Start of EXERCISE MATERIALS

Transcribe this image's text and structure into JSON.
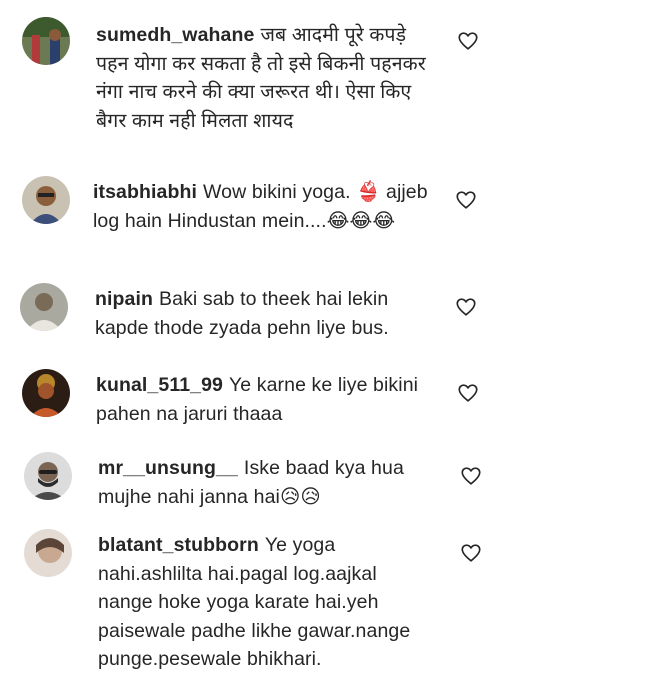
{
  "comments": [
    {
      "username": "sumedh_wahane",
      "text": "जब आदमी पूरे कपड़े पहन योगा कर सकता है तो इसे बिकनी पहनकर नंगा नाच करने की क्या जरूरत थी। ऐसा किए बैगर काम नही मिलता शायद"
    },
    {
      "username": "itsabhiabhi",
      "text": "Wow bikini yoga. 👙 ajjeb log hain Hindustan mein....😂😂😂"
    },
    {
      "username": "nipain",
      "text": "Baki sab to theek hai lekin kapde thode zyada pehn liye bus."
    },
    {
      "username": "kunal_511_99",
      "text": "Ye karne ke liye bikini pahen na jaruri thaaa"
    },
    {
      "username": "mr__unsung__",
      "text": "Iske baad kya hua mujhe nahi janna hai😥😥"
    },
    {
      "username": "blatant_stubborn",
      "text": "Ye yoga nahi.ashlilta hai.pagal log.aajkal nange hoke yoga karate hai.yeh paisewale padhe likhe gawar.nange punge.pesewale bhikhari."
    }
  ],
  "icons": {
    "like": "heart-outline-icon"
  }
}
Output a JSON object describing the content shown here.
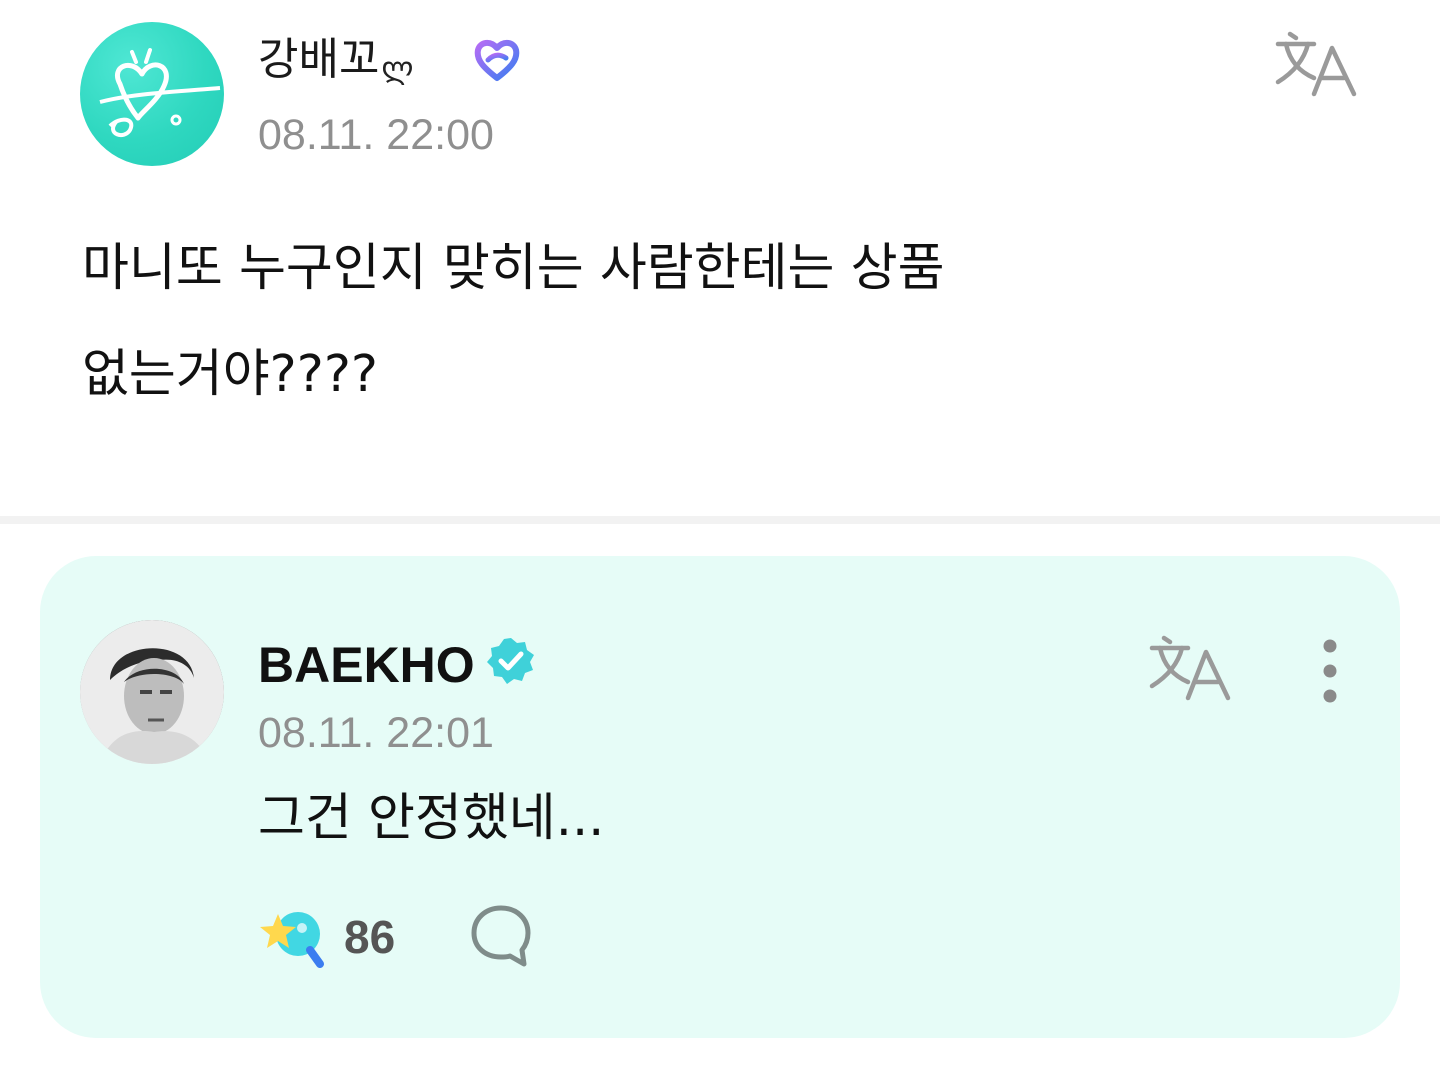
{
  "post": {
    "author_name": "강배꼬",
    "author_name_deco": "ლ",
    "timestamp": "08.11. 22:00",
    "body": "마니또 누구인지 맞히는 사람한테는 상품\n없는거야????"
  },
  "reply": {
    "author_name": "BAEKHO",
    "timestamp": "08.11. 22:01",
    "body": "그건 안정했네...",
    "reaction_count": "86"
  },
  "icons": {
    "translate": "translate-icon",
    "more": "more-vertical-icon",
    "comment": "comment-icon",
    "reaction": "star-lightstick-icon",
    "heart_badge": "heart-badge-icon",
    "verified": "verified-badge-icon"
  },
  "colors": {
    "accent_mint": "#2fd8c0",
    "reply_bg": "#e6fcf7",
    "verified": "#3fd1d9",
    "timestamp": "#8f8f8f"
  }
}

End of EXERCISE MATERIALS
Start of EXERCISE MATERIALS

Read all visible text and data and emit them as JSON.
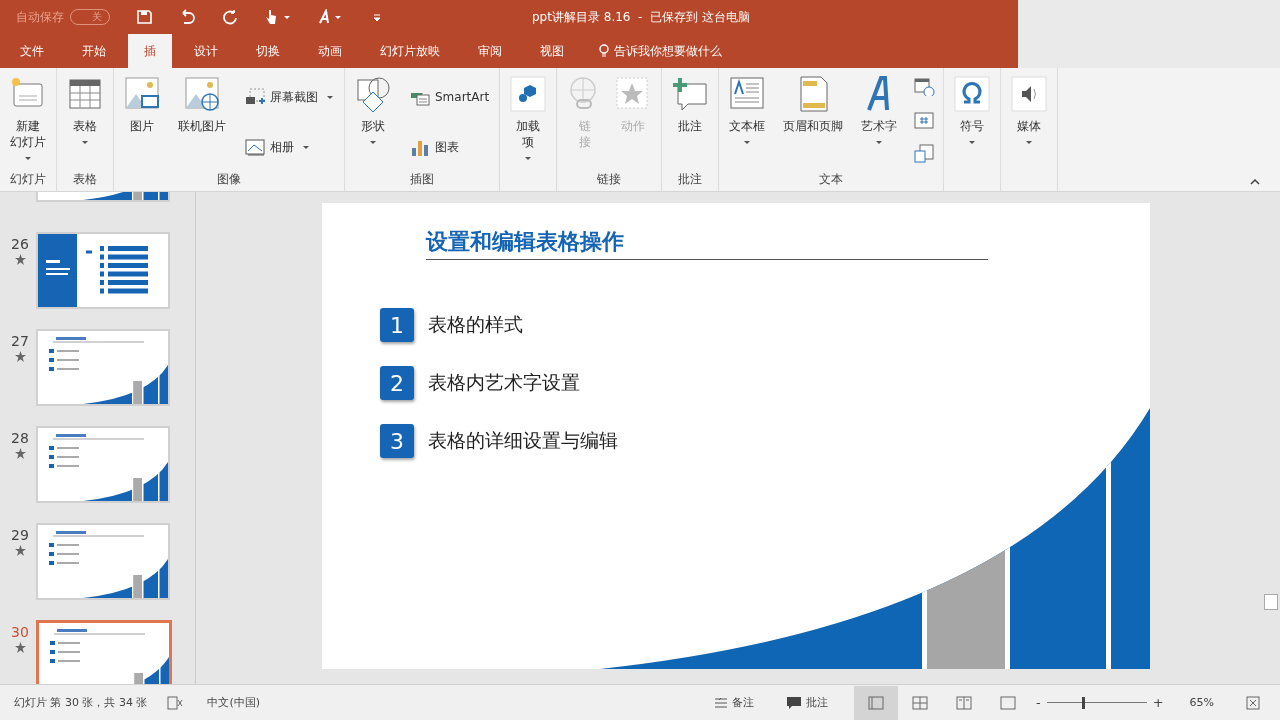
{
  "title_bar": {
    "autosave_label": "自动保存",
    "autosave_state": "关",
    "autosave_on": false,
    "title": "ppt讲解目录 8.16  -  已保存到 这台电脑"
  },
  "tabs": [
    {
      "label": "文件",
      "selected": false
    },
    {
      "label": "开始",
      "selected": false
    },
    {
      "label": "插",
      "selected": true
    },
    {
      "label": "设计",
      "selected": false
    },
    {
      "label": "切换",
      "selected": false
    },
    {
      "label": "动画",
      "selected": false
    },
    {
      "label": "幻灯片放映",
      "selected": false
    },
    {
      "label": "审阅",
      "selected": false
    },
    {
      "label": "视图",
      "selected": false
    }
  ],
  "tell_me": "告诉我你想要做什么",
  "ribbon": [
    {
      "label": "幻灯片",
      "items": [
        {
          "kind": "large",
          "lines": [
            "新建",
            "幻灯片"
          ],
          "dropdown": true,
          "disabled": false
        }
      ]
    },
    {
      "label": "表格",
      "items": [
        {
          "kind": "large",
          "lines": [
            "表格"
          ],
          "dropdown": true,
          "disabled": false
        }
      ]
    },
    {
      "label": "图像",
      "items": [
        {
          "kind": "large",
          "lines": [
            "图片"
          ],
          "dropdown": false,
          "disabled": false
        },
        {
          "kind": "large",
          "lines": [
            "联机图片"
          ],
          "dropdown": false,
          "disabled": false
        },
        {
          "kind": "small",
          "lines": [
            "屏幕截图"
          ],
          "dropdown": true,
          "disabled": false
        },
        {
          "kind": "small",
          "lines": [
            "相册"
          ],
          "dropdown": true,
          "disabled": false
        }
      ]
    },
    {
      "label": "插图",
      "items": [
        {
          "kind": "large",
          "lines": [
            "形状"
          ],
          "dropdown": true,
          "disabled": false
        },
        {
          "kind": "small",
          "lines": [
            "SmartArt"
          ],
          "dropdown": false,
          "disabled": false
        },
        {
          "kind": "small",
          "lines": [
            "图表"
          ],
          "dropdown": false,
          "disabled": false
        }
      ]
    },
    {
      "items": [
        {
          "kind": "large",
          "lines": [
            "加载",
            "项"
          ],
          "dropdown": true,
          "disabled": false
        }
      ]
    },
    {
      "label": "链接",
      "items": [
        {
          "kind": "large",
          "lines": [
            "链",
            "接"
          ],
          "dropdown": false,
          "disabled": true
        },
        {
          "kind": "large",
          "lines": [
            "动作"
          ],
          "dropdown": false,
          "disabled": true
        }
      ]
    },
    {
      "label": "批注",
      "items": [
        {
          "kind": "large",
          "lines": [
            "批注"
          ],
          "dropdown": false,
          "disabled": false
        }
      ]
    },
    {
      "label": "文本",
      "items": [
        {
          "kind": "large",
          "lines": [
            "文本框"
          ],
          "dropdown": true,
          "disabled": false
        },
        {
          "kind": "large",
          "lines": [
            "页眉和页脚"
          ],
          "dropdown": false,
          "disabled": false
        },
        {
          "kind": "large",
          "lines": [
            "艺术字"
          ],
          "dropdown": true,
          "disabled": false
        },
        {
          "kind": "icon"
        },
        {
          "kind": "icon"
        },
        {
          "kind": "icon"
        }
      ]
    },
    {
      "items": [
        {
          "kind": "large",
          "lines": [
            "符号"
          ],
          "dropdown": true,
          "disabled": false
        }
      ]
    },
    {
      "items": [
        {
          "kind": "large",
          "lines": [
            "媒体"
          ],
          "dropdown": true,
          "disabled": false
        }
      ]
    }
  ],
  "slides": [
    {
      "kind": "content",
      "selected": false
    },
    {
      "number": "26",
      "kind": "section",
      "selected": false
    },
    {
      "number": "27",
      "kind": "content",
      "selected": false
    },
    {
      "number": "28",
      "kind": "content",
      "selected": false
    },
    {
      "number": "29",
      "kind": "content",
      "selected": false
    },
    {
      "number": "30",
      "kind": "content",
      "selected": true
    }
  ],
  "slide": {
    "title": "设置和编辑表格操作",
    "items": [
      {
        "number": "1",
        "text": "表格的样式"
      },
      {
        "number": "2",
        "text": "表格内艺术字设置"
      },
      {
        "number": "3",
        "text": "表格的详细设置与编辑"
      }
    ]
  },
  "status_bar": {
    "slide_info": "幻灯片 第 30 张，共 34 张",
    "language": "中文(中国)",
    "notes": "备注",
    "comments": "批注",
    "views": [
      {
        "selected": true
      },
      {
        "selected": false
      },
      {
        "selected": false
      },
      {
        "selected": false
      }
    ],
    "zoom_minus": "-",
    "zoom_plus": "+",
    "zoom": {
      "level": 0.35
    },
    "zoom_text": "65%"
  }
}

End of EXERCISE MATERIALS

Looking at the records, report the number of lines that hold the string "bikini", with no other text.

2